No doubt I'll go to some other museums while in London, such as the V&A. I'll try to go to a play, concert or the opera too. And I'll be running outside a lot too - I bought some Vibram Five Fingers specifically for the purpose. I'll also be enjoying coffee shops too - I found this insight about coffee houses to be rather delightful, so while I will probably not notice it (and how applicable would it be to Britain?), I thought it would be fun to attempt it:
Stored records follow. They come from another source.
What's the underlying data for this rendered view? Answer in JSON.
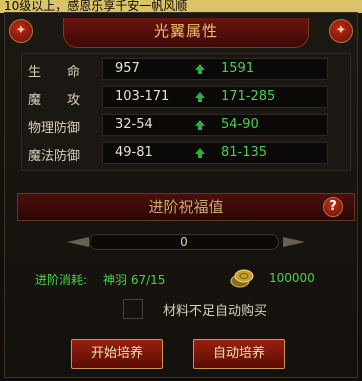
{
  "banner_text": "10级以上，感恩乐享千安一帆风顺",
  "panel": {
    "title": "光翼属性",
    "attributes": [
      {
        "label": "生　　命",
        "base": "957",
        "upgraded": "1591"
      },
      {
        "label": "魔　　攻",
        "base": "103-171",
        "upgraded": "171-285"
      },
      {
        "label": "物理防御",
        "base": "32-54",
        "upgraded": "54-90"
      },
      {
        "label": "魔法防御",
        "base": "49-81",
        "upgraded": "81-135"
      }
    ]
  },
  "advance": {
    "title": "进阶祝福值",
    "help_label": "?",
    "progress_value": "0",
    "progress_fraction": 0,
    "cost_label": "进阶消耗:",
    "cost_item": "神羽 67/15",
    "coin_amount": "100000",
    "auto_buy_label": "材料不足自动购买",
    "auto_buy_checked": false,
    "start_button": "开始培养",
    "auto_button": "自动培养"
  },
  "colors": {
    "accent_green": "#46d24a",
    "header_red": "#6b1410",
    "gold_text": "#ecc36a"
  }
}
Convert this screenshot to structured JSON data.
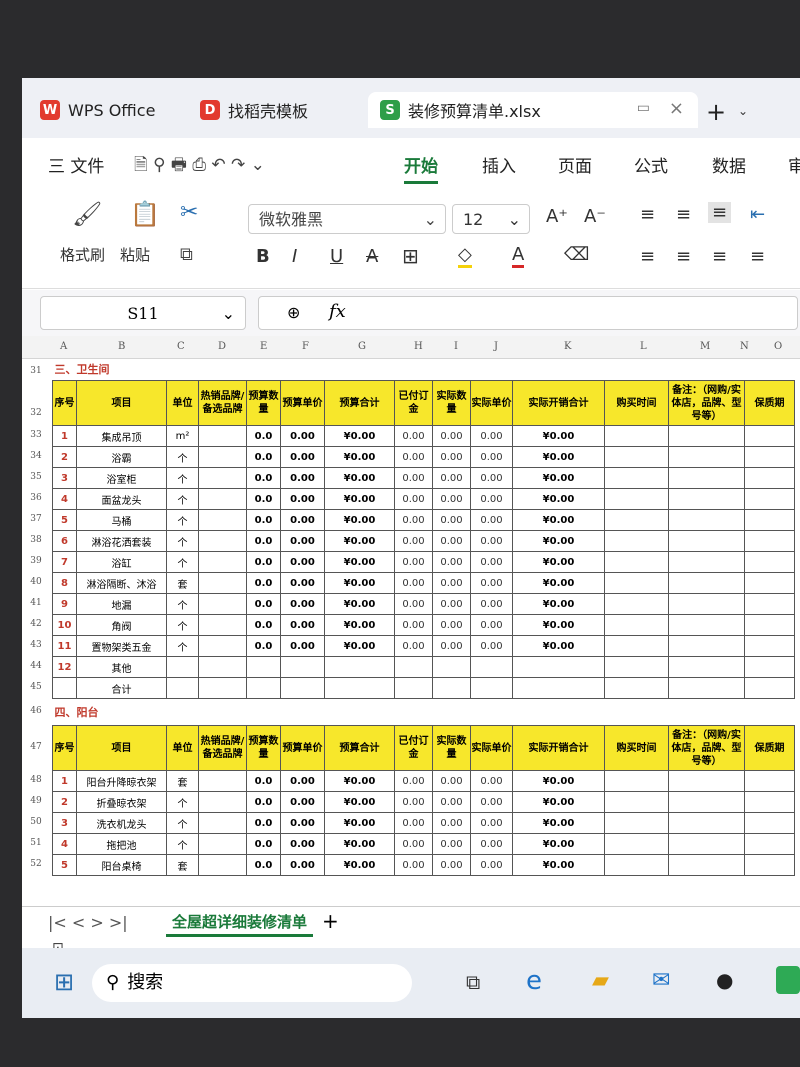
{
  "window": {
    "tabs": [
      {
        "label": "WPS Office",
        "logo": "W"
      },
      {
        "label": "找稻壳模板",
        "logo": "D"
      },
      {
        "label": "装修预算清单.xlsx",
        "logo": "S"
      }
    ],
    "new_tab": "+"
  },
  "menu": {
    "file": "三 文件",
    "items": [
      "开始",
      "插入",
      "页面",
      "公式",
      "数据",
      "审"
    ]
  },
  "ribbon": {
    "format_painter": "格式刷",
    "paste": "粘贴",
    "font_name": "微软雅黑",
    "font_size": "12"
  },
  "formula_bar": {
    "cell_ref": "S11",
    "fx": "fx"
  },
  "columns": [
    "A",
    "B",
    "C",
    "D",
    "E",
    "F",
    "G",
    "H",
    "I",
    "J",
    "K",
    "L",
    "M",
    "N",
    "O"
  ],
  "headers": [
    "序号",
    "项目",
    "单位",
    "热销品牌/备选品牌",
    "预算数量",
    "预算单价",
    "预算合计",
    "已付订金",
    "实际数量",
    "实际单价",
    "实际开销合计",
    "购买时间",
    "备注：（网购/实体店，品牌、型号等）",
    "保质期"
  ],
  "section_bath": {
    "row": "31",
    "title": "三、卫生间",
    "header_row": "32",
    "rows": [
      {
        "r": "33",
        "n": "1",
        "item": "集成吊顶",
        "unit": "m²",
        "qty": "0.0",
        "price": "0.00",
        "total": "¥0.00",
        "dep": "0.00",
        "aq": "0.00",
        "ap": "0.00",
        "at": "¥0.00"
      },
      {
        "r": "34",
        "n": "2",
        "item": "浴霸",
        "unit": "个",
        "qty": "0.0",
        "price": "0.00",
        "total": "¥0.00",
        "dep": "0.00",
        "aq": "0.00",
        "ap": "0.00",
        "at": "¥0.00"
      },
      {
        "r": "35",
        "n": "3",
        "item": "浴室柜",
        "unit": "个",
        "qty": "0.0",
        "price": "0.00",
        "total": "¥0.00",
        "dep": "0.00",
        "aq": "0.00",
        "ap": "0.00",
        "at": "¥0.00"
      },
      {
        "r": "36",
        "n": "4",
        "item": "面盆龙头",
        "unit": "个",
        "qty": "0.0",
        "price": "0.00",
        "total": "¥0.00",
        "dep": "0.00",
        "aq": "0.00",
        "ap": "0.00",
        "at": "¥0.00"
      },
      {
        "r": "37",
        "n": "5",
        "item": "马桶",
        "unit": "个",
        "qty": "0.0",
        "price": "0.00",
        "total": "¥0.00",
        "dep": "0.00",
        "aq": "0.00",
        "ap": "0.00",
        "at": "¥0.00"
      },
      {
        "r": "38",
        "n": "6",
        "item": "淋浴花洒套装",
        "unit": "个",
        "qty": "0.0",
        "price": "0.00",
        "total": "¥0.00",
        "dep": "0.00",
        "aq": "0.00",
        "ap": "0.00",
        "at": "¥0.00"
      },
      {
        "r": "39",
        "n": "7",
        "item": "浴缸",
        "unit": "个",
        "qty": "0.0",
        "price": "0.00",
        "total": "¥0.00",
        "dep": "0.00",
        "aq": "0.00",
        "ap": "0.00",
        "at": "¥0.00"
      },
      {
        "r": "40",
        "n": "8",
        "item": "淋浴隔断、沐浴",
        "unit": "套",
        "qty": "0.0",
        "price": "0.00",
        "total": "¥0.00",
        "dep": "0.00",
        "aq": "0.00",
        "ap": "0.00",
        "at": "¥0.00"
      },
      {
        "r": "41",
        "n": "9",
        "item": "地漏",
        "unit": "个",
        "qty": "0.0",
        "price": "0.00",
        "total": "¥0.00",
        "dep": "0.00",
        "aq": "0.00",
        "ap": "0.00",
        "at": "¥0.00"
      },
      {
        "r": "42",
        "n": "10",
        "item": "角阀",
        "unit": "个",
        "qty": "0.0",
        "price": "0.00",
        "total": "¥0.00",
        "dep": "0.00",
        "aq": "0.00",
        "ap": "0.00",
        "at": "¥0.00"
      },
      {
        "r": "43",
        "n": "11",
        "item": "置物架类五金",
        "unit": "个",
        "qty": "0.0",
        "price": "0.00",
        "total": "¥0.00",
        "dep": "0.00",
        "aq": "0.00",
        "ap": "0.00",
        "at": "¥0.00"
      },
      {
        "r": "44",
        "n": "12",
        "item": "其他",
        "unit": "",
        "qty": "",
        "price": "",
        "total": "",
        "dep": "",
        "aq": "",
        "ap": "",
        "at": ""
      },
      {
        "r": "45",
        "n": "",
        "item": "合计",
        "unit": "",
        "qty": "",
        "price": "",
        "total": "",
        "dep": "",
        "aq": "",
        "ap": "",
        "at": ""
      }
    ]
  },
  "section_balcony": {
    "row": "46",
    "title": "四、阳台",
    "header_row": "47",
    "rows": [
      {
        "r": "48",
        "n": "1",
        "item": "阳台升降晾衣架",
        "unit": "套",
        "qty": "0.0",
        "price": "0.00",
        "total": "¥0.00",
        "dep": "0.00",
        "aq": "0.00",
        "ap": "0.00",
        "at": "¥0.00"
      },
      {
        "r": "49",
        "n": "2",
        "item": "折叠晾衣架",
        "unit": "个",
        "qty": "0.0",
        "price": "0.00",
        "total": "¥0.00",
        "dep": "0.00",
        "aq": "0.00",
        "ap": "0.00",
        "at": "¥0.00"
      },
      {
        "r": "50",
        "n": "3",
        "item": "洗衣机龙头",
        "unit": "个",
        "qty": "0.0",
        "price": "0.00",
        "total": "¥0.00",
        "dep": "0.00",
        "aq": "0.00",
        "ap": "0.00",
        "at": "¥0.00"
      },
      {
        "r": "51",
        "n": "4",
        "item": "拖把池",
        "unit": "个",
        "qty": "0.0",
        "price": "0.00",
        "total": "¥0.00",
        "dep": "0.00",
        "aq": "0.00",
        "ap": "0.00",
        "at": "¥0.00"
      },
      {
        "r": "52",
        "n": "5",
        "item": "阳台桌椅",
        "unit": "套",
        "qty": "0.0",
        "price": "0.00",
        "total": "¥0.00",
        "dep": "0.00",
        "aq": "0.00",
        "ap": "0.00",
        "at": "¥0.00"
      }
    ]
  },
  "sheet_tab": "全屋超详细装修清单",
  "taskbar": {
    "search": "搜索"
  }
}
In the cafes where men meet, are they older men, retired? Or are they young men? Are the cafes crowded with men in their forties drinking tea or coffee, going nowhere? Are they laughing and talking or sitting quietly as if they have nothing left to say? Official figures on unemployment can be off a number of ways. But when large numbers of 40-year-old men have nothing to do, then the black economy — the one that pays no taxes and isn’t counted by the government but is always there and important — isn’t pulling the train. (George Friedman, Stratfor, A Geopolitical Journey, Part 1: The Traveler).
I'll also write a decent amount if I am bored or having such a good time thinking and debating that I simply must write down my thoughts. For example I had a brilliant debate with my sister regarding the merits of consumer choice in the area of obstretics, specifically the delivery method. (I have some sensitive readers, I think, otherwise I would write like I would talk at a party about this.) I was of the notion that if the patient is informed of the risks, and wants to go with the surgical method even though it is riskier and an invasive abnominal surgery, rather than waiting and waiting, then damn the torpedos. The patient's choice should be respected. The doctor has fulfilled his/her ethical obligation to inform the patient of the risks, and now the doctor, in my mind, has an ethical obligation to fulfill the patient's choice or direct the patient to a doctor who will. (I realize I must have made some lawyer happy with those words too.)
My sister was of the other opinion, that if the patient is told the risks but wants the surgery anyway versus waiting (if after a week you're still waiting, surgery is appropriate, apparently, but not before then), the patient is making ill-judged decision and the doctor ethically should refuse to provide the surgery. (She also was offended by my comment then that the patient would then shop around for a doctor who would respect her choice.) If the doctor decides to not be a supplier then, fine by me, but to say that the patient should not make that choice for surgery unless nature has been given time and is too tardy is to fundamentally ignore the fact that the patient is a consumer and making a choice. (Of course, if the system is not a free market, consumer choice driven system, but a nationalized single payer system, then such bias that are anti-consumer while purporting to serve the consumer are incorporated into the system, usually for the worse in my opinion. We're adults, thank you very much.) A choice that is informed by the risks.
I was coming at the argument from one mental model, that of economics and choice, and my sister was coming at it with another. I shall be quite amused to see if I can understand her mental model and then see if her point of view is the right one. I don't quite think it is. But nevertheless, I shall enjoy stretching my mind with a different mental model of my sister's. After all, if I bemoan the fact that people do not utilize the mental models that economics offers, then I should take the opportunity to understand a non-economics mental model and incorporate it into my referential frameworks to use in conjunction with my other mental models as necessary.
Whoever thought that vacation would be so taxing on the mind? :)